(Page and application data records)
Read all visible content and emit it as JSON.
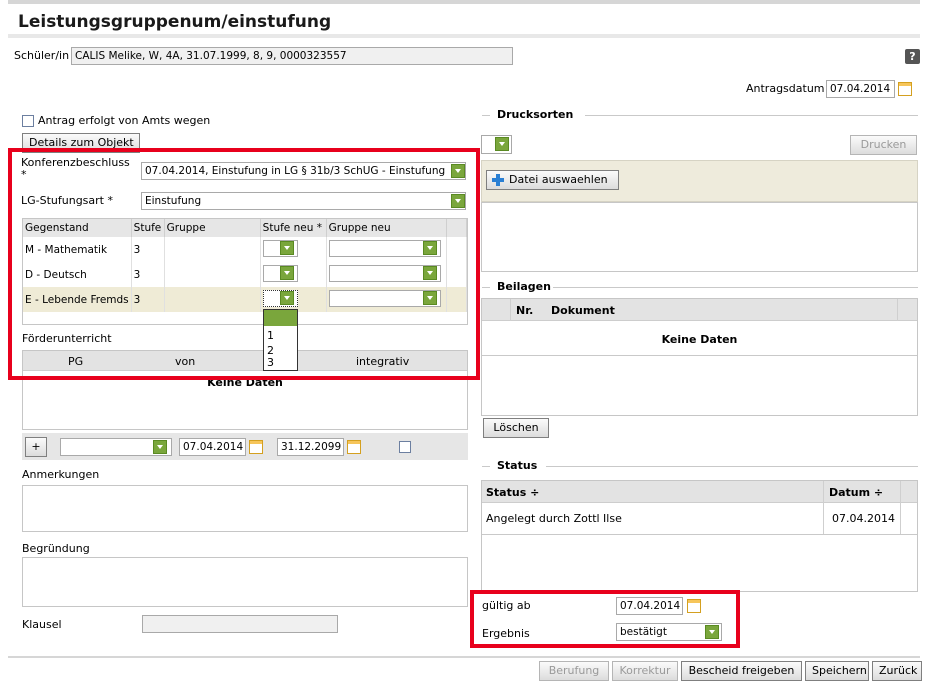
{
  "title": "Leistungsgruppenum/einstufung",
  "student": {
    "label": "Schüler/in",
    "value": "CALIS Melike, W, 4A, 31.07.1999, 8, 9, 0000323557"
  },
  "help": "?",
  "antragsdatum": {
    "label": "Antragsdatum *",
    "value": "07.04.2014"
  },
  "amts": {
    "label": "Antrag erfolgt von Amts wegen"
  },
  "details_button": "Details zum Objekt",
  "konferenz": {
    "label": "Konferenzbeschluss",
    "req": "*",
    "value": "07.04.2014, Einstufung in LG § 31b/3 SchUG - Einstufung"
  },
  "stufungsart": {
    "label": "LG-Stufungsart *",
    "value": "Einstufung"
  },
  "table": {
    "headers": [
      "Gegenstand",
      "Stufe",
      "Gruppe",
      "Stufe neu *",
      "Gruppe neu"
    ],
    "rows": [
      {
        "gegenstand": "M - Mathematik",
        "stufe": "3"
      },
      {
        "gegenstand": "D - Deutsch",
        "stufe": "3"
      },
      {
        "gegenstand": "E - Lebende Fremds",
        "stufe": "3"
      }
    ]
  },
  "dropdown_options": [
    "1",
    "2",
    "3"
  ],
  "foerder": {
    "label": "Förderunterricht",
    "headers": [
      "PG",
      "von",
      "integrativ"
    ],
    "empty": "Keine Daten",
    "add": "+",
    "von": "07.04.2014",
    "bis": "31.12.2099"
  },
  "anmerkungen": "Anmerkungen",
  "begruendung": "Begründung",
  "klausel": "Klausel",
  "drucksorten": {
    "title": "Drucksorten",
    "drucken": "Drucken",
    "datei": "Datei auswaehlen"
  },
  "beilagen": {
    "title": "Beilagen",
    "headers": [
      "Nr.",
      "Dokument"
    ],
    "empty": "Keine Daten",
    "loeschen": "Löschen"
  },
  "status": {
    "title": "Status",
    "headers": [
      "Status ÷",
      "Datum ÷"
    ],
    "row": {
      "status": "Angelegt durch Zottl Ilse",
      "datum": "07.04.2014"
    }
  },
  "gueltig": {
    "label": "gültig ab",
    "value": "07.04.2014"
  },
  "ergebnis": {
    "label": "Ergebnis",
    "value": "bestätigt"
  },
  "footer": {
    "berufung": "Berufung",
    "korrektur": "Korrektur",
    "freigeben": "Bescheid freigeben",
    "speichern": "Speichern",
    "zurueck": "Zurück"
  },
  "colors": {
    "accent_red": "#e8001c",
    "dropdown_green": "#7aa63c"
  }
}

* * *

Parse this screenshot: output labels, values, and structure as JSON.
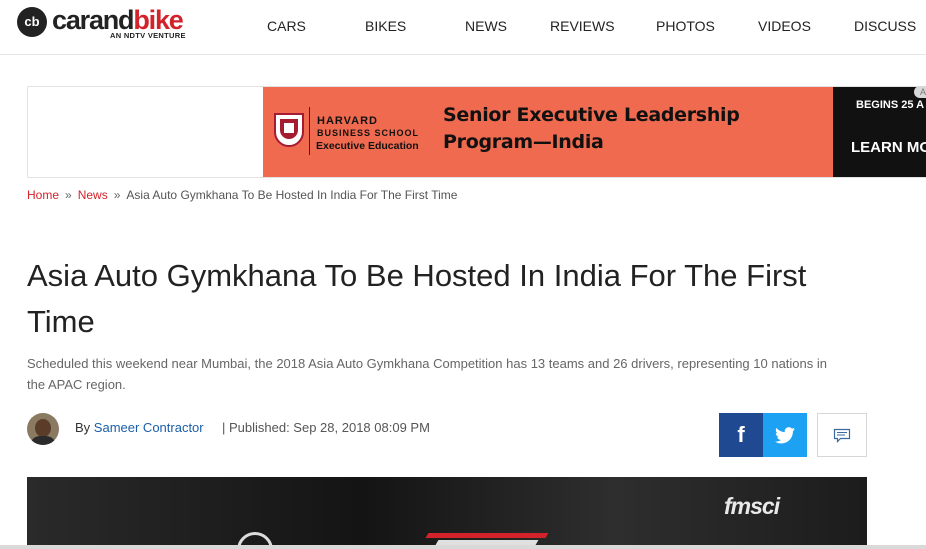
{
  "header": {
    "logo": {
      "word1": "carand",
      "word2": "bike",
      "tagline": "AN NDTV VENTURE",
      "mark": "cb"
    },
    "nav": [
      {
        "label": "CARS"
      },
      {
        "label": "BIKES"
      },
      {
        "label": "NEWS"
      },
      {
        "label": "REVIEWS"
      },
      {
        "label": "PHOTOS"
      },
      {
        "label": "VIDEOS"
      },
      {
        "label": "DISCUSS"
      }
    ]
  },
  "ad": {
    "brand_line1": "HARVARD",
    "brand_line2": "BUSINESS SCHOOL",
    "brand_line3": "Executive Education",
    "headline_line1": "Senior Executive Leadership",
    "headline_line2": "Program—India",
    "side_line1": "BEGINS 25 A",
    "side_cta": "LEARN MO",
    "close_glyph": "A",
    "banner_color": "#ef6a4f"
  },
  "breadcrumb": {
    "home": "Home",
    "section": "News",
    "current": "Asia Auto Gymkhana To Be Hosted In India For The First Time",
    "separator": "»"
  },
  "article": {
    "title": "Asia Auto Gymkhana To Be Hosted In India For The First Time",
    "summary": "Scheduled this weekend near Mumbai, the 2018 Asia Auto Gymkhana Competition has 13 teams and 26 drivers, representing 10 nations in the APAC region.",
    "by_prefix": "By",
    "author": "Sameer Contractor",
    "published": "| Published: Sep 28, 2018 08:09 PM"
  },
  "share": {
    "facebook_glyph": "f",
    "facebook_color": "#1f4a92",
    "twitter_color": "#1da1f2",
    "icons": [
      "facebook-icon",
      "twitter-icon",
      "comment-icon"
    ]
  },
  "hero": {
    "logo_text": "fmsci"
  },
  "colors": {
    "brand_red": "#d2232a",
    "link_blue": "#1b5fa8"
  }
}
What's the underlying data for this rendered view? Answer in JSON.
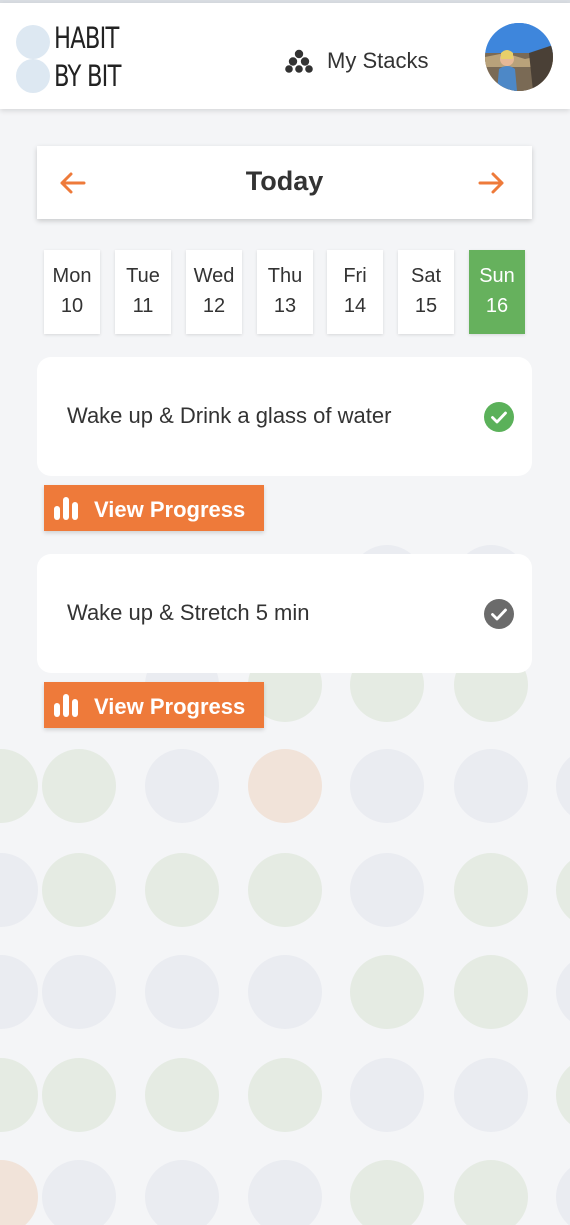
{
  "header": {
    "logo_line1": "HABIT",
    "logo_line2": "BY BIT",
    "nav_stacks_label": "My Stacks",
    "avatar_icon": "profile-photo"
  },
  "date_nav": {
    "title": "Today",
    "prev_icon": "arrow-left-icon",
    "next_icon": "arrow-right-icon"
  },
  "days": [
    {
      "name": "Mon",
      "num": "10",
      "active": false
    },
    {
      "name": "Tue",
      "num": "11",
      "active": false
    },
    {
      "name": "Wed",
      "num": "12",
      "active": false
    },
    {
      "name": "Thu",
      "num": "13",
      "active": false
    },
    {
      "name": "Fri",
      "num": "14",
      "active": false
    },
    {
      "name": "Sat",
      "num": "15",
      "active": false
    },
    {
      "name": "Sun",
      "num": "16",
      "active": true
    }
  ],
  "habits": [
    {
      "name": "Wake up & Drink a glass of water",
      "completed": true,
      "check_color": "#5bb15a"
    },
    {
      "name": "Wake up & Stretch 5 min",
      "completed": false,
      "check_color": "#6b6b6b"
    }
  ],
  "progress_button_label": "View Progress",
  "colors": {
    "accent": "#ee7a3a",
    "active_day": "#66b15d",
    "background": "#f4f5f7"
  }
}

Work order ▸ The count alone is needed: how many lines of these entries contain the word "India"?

Response box ▸ 3